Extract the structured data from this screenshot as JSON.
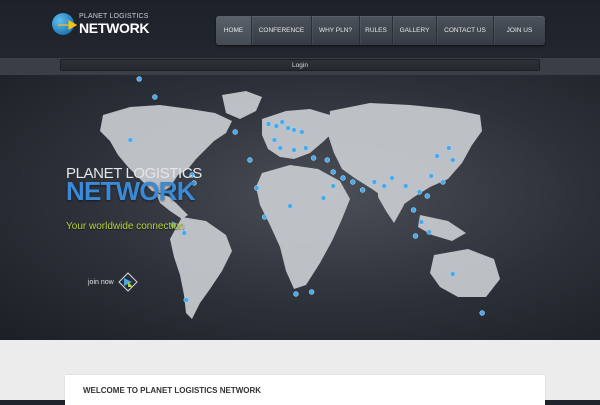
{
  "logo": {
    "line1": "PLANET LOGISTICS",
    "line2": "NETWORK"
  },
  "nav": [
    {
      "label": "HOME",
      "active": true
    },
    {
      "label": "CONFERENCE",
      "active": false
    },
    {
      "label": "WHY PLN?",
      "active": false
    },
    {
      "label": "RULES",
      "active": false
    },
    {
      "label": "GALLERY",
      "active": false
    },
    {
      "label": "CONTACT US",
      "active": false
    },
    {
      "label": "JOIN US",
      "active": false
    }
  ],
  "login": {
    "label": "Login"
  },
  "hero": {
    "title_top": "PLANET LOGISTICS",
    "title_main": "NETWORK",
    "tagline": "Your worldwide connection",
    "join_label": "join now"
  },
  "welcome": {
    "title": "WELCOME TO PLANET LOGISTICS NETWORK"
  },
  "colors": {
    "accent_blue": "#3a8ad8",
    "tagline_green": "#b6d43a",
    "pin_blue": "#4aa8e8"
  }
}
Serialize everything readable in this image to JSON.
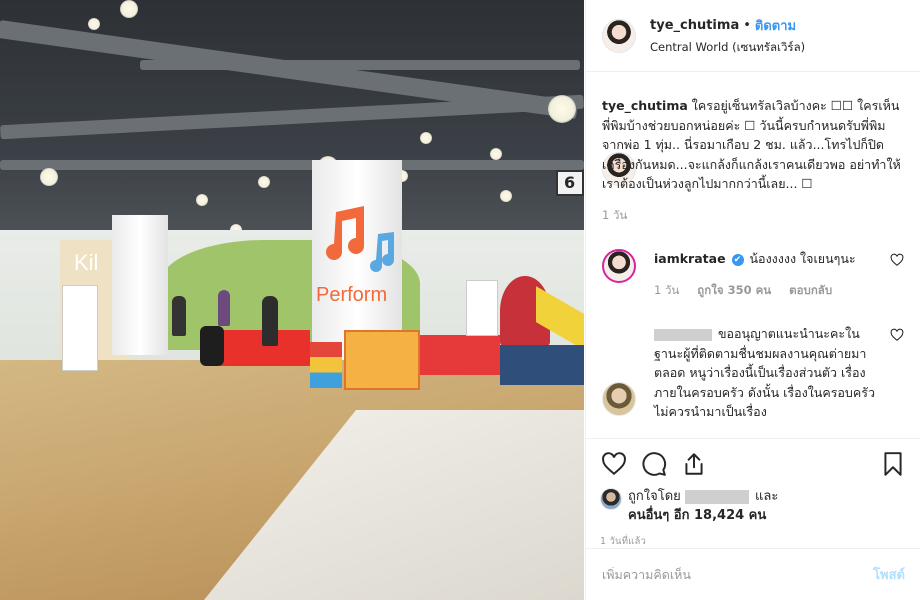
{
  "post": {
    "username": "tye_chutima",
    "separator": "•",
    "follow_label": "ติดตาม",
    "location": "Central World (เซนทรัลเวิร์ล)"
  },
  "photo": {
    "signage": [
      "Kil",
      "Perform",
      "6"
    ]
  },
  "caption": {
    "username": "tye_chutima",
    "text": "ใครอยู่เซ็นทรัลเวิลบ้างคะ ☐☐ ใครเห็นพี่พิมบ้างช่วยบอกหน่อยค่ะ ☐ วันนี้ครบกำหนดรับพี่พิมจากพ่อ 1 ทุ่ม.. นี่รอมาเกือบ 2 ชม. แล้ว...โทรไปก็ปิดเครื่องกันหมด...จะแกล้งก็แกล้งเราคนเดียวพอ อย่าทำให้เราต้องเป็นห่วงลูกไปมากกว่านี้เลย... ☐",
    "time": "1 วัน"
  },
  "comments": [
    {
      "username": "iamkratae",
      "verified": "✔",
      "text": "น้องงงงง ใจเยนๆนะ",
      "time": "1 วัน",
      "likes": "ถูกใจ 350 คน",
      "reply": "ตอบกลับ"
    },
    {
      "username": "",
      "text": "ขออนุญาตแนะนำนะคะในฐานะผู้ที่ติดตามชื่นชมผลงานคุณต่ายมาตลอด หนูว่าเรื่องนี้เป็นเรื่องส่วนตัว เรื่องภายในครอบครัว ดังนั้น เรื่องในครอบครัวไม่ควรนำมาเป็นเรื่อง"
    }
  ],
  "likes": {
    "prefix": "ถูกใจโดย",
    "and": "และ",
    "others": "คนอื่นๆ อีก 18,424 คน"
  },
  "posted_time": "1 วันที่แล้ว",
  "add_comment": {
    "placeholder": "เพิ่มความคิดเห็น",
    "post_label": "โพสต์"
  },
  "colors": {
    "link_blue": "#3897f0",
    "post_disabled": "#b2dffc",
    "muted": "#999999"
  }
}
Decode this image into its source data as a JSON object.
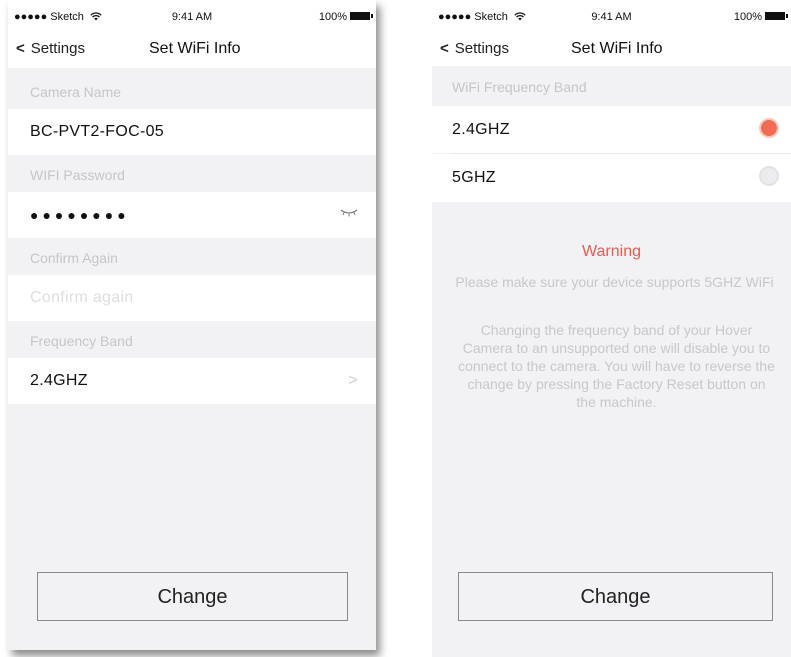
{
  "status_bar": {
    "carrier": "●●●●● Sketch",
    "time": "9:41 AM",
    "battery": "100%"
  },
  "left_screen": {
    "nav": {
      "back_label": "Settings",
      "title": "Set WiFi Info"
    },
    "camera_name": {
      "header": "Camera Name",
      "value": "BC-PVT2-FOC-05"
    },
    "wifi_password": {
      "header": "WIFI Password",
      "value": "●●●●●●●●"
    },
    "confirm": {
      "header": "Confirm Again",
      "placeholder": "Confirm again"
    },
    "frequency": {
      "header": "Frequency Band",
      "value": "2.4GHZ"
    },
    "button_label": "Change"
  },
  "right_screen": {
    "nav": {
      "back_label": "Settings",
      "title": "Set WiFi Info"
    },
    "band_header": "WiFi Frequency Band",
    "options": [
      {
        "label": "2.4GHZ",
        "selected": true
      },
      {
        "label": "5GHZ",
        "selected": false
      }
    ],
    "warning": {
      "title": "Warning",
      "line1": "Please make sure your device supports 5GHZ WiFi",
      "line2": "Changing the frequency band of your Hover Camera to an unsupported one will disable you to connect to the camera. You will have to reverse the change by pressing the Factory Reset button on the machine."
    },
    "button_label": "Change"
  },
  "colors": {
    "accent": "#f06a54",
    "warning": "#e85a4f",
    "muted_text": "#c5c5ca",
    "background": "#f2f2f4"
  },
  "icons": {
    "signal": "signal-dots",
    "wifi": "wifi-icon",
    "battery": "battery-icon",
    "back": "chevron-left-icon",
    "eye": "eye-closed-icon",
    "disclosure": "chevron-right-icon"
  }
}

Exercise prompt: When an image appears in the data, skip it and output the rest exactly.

Output for this task:
Extract the structured data from this screenshot as JSON.
{
  "logo": {
    "line1": "PLANET LOGISTICS",
    "line2": "NETWORK"
  },
  "nav": [
    {
      "label": "HOME",
      "active": true
    },
    {
      "label": "CONFERENCE",
      "active": false
    },
    {
      "label": "WHY PLN?",
      "active": false
    },
    {
      "label": "RULES",
      "active": false
    },
    {
      "label": "GALLERY",
      "active": false
    },
    {
      "label": "CONTACT US",
      "active": false
    },
    {
      "label": "JOIN US",
      "active": false
    }
  ],
  "login": {
    "label": "Login"
  },
  "hero": {
    "title_top": "PLANET LOGISTICS",
    "title_main": "NETWORK",
    "tagline": "Your worldwide connection",
    "join_label": "join now"
  },
  "welcome": {
    "title": "WELCOME TO PLANET LOGISTICS NETWORK"
  },
  "colors": {
    "accent_blue": "#3a8ad8",
    "tagline_green": "#b6d43a",
    "pin_blue": "#4aa8e8"
  }
}
Serialize everything readable in this image to JSON.
{
  "post": {
    "username": "tye_chutima",
    "separator": "•",
    "follow_label": "ติดตาม",
    "location": "Central World (เซนทรัลเวิร์ล)"
  },
  "photo": {
    "signage": [
      "Kil",
      "Perform",
      "6"
    ]
  },
  "caption": {
    "username": "tye_chutima",
    "text": "ใครอยู่เซ็นทรัลเวิลบ้างคะ ☐☐ ใครเห็นพี่พิมบ้างช่วยบอกหน่อยค่ะ ☐ วันนี้ครบกำหนดรับพี่พิมจากพ่อ 1 ทุ่ม.. นี่รอมาเกือบ 2 ชม. แล้ว...โทรไปก็ปิดเครื่องกันหมด...จะแกล้งก็แกล้งเราคนเดียวพอ อย่าทำให้เราต้องเป็นห่วงลูกไปมากกว่านี้เลย... ☐",
    "time": "1 วัน"
  },
  "comments": [
    {
      "username": "iamkratae",
      "verified": "✔",
      "text": "น้องงงงง ใจเยนๆนะ",
      "time": "1 วัน",
      "likes": "ถูกใจ 350 คน",
      "reply": "ตอบกลับ"
    },
    {
      "username": "",
      "text": "ขออนุญาตแนะนำนะคะในฐานะผู้ที่ติดตามชื่นชมผลงานคุณต่ายมาตลอด หนูว่าเรื่องนี้เป็นเรื่องส่วนตัว เรื่องภายในครอบครัว ดังนั้น เรื่องในครอบครัวไม่ควรนำมาเป็นเรื่อง"
    }
  ],
  "likes": {
    "prefix": "ถูกใจโดย",
    "and": "และ",
    "others": "คนอื่นๆ อีก 18,424 คน"
  },
  "posted_time": "1 วันที่แล้ว",
  "add_comment": {
    "placeholder": "เพิ่มความคิดเห็น",
    "post_label": "โพสต์"
  },
  "colors": {
    "link_blue": "#3897f0",
    "post_disabled": "#b2dffc",
    "muted": "#999999"
  }
}
Decode this image into its source data as a JSON object.
{
  "status_bar": {
    "carrier": "●●●●● Sketch",
    "time": "9:41 AM",
    "battery": "100%"
  },
  "left_screen": {
    "nav": {
      "back_label": "Settings",
      "title": "Set WiFi Info"
    },
    "camera_name": {
      "header": "Camera Name",
      "value": "BC-PVT2-FOC-05"
    },
    "wifi_password": {
      "header": "WIFI Password",
      "value": "●●●●●●●●"
    },
    "confirm": {
      "header": "Confirm Again",
      "placeholder": "Confirm again"
    },
    "frequency": {
      "header": "Frequency Band",
      "value": "2.4GHZ"
    },
    "button_label": "Change"
  },
  "right_screen": {
    "nav": {
      "back_label": "Settings",
      "title": "Set WiFi Info"
    },
    "band_header": "WiFi Frequency Band",
    "options": [
      {
        "label": "2.4GHZ",
        "selected": true
      },
      {
        "label": "5GHZ",
        "selected": false
      }
    ],
    "warning": {
      "title": "Warning",
      "line1": "Please make sure your device supports 5GHZ WiFi",
      "line2": "Changing the frequency band of your Hover Camera to an unsupported one will disable you to connect to the camera. You will have to reverse the change by pressing the Factory Reset button on the machine."
    },
    "button_label": "Change"
  },
  "colors": {
    "accent": "#f06a54",
    "warning": "#e85a4f",
    "muted_text": "#c5c5ca",
    "background": "#f2f2f4"
  },
  "icons": {
    "signal": "signal-dots",
    "wifi": "wifi-icon",
    "battery": "battery-icon",
    "back": "chevron-left-icon",
    "eye": "eye-closed-icon",
    "disclosure": "chevron-right-icon"
  }
}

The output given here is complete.